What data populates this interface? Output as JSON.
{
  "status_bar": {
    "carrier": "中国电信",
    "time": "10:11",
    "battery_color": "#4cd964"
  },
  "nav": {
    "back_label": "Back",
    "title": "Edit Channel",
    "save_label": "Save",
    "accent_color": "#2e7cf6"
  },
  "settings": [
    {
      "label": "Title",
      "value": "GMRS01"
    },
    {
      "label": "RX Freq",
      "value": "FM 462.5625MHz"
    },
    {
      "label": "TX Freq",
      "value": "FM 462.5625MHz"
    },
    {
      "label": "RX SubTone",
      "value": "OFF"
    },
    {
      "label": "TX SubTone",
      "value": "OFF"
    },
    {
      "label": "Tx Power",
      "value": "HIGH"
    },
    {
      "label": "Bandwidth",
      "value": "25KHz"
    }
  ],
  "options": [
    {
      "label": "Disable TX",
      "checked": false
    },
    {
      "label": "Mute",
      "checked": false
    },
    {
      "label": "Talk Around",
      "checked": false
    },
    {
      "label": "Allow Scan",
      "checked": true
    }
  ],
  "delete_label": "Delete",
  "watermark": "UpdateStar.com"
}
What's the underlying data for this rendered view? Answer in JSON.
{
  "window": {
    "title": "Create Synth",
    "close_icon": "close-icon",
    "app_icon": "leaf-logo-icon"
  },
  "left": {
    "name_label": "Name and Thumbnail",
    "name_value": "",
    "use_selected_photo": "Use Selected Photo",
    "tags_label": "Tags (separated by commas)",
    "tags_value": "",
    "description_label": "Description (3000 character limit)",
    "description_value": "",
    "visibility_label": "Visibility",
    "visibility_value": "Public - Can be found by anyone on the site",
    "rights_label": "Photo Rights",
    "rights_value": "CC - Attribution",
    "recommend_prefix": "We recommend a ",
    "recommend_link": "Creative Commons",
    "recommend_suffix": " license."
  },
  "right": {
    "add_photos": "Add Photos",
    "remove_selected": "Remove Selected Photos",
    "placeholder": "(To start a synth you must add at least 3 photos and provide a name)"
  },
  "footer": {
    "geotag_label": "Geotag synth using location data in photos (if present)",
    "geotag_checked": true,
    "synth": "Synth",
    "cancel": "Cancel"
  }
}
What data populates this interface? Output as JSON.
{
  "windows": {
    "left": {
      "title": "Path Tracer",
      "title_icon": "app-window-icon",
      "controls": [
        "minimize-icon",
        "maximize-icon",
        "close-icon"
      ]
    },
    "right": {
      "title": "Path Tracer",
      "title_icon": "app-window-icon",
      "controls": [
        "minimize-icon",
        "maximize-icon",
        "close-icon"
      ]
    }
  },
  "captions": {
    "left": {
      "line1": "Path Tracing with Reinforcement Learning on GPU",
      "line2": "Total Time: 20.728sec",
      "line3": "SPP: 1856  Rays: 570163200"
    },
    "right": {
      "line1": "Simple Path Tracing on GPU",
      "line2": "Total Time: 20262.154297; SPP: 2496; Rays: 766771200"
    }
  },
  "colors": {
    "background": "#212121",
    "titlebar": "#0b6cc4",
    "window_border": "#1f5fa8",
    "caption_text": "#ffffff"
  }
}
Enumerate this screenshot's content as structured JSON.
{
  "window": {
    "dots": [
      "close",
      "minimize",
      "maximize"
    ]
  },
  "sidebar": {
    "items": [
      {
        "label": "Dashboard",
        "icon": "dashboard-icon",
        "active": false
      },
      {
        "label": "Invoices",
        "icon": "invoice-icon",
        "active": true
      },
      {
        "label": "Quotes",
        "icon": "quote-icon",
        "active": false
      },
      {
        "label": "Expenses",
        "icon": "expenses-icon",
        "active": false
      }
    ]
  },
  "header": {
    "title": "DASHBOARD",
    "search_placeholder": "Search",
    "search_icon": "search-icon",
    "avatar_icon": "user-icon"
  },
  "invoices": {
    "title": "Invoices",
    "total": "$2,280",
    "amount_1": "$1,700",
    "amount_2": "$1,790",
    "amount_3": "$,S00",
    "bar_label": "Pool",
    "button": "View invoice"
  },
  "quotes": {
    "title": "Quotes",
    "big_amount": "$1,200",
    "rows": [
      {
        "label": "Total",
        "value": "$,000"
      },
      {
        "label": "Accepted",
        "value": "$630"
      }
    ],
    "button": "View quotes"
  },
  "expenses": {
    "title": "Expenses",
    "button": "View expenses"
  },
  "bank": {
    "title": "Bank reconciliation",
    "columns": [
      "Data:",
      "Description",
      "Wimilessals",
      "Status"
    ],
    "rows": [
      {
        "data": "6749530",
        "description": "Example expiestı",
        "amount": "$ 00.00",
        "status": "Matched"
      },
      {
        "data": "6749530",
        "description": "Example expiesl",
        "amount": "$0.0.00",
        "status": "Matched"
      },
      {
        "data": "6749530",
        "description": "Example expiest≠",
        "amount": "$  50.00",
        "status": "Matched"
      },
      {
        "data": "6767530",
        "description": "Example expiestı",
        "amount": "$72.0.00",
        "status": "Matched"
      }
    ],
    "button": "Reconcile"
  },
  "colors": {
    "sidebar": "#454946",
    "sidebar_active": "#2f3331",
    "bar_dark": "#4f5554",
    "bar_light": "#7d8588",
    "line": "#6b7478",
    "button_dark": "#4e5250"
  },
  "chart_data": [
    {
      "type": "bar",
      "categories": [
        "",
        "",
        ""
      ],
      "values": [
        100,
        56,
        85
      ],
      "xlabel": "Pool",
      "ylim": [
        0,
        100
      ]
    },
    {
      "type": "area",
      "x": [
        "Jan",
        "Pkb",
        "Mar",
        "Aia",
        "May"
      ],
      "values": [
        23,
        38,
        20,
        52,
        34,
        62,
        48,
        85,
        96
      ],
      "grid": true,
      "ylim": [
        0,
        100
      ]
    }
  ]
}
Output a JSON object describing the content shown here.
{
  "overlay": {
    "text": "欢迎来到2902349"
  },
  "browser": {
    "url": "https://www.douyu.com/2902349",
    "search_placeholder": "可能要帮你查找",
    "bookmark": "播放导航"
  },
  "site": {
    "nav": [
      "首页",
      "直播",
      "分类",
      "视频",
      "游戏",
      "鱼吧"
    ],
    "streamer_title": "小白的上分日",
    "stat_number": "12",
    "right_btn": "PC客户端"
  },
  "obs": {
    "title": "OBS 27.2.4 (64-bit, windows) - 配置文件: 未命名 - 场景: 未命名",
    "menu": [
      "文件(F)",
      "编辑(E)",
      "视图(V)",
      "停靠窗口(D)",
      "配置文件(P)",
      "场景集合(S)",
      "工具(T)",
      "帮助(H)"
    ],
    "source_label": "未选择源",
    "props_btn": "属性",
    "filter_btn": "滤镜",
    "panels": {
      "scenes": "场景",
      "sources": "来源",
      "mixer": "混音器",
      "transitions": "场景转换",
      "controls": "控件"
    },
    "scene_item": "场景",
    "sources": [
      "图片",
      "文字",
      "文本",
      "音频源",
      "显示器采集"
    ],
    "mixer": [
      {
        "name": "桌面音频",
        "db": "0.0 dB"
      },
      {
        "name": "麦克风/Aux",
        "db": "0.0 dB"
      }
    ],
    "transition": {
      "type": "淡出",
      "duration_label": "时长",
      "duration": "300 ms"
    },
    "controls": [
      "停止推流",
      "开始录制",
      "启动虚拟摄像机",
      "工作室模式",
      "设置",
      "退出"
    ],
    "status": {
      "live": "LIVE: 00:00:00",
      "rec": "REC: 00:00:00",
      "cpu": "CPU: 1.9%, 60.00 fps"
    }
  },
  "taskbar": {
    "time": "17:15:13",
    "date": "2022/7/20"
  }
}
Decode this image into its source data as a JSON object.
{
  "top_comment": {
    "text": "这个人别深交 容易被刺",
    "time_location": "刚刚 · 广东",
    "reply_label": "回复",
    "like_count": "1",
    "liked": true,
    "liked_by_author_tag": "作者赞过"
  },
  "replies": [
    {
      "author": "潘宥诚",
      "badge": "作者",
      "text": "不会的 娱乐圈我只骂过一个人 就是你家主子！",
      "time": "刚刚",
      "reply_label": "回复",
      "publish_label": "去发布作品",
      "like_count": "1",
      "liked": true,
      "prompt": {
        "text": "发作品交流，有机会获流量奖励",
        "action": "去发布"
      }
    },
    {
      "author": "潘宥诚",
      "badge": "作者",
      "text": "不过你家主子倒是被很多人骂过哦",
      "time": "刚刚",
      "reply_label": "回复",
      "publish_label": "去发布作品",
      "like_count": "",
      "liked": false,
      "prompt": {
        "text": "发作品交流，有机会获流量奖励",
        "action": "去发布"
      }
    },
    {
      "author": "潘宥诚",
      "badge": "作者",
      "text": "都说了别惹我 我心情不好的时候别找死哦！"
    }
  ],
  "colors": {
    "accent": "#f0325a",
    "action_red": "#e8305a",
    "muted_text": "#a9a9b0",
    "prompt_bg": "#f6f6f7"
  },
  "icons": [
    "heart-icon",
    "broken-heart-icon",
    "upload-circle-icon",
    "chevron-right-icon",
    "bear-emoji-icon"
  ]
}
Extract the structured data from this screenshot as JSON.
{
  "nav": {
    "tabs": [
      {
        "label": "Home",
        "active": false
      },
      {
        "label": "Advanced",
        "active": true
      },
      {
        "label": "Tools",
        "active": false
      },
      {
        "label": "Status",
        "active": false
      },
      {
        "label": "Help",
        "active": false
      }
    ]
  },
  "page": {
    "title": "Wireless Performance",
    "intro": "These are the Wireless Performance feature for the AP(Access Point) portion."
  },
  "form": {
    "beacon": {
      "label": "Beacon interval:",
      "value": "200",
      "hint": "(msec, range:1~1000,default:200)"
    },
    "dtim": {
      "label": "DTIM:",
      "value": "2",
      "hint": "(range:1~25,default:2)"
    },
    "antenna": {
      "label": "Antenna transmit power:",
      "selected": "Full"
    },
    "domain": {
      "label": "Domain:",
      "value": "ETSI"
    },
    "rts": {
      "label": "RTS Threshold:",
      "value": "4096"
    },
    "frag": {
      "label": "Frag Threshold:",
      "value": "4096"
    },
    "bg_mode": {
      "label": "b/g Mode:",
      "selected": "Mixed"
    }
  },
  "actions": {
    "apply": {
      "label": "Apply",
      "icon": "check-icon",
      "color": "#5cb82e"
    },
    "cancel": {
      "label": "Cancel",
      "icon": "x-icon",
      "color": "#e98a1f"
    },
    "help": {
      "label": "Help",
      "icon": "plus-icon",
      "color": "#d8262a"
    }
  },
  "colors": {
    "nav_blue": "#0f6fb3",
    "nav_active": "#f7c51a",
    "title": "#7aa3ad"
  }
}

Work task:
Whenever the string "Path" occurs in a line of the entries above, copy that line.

Output of the exercise:
      "title": "Path Tracer",
      "title": "Path Tracer",
      "line1": "Path Tracing with Reinforcement Learning on GPU",
      "line1": "Simple Path Tracing on GPU",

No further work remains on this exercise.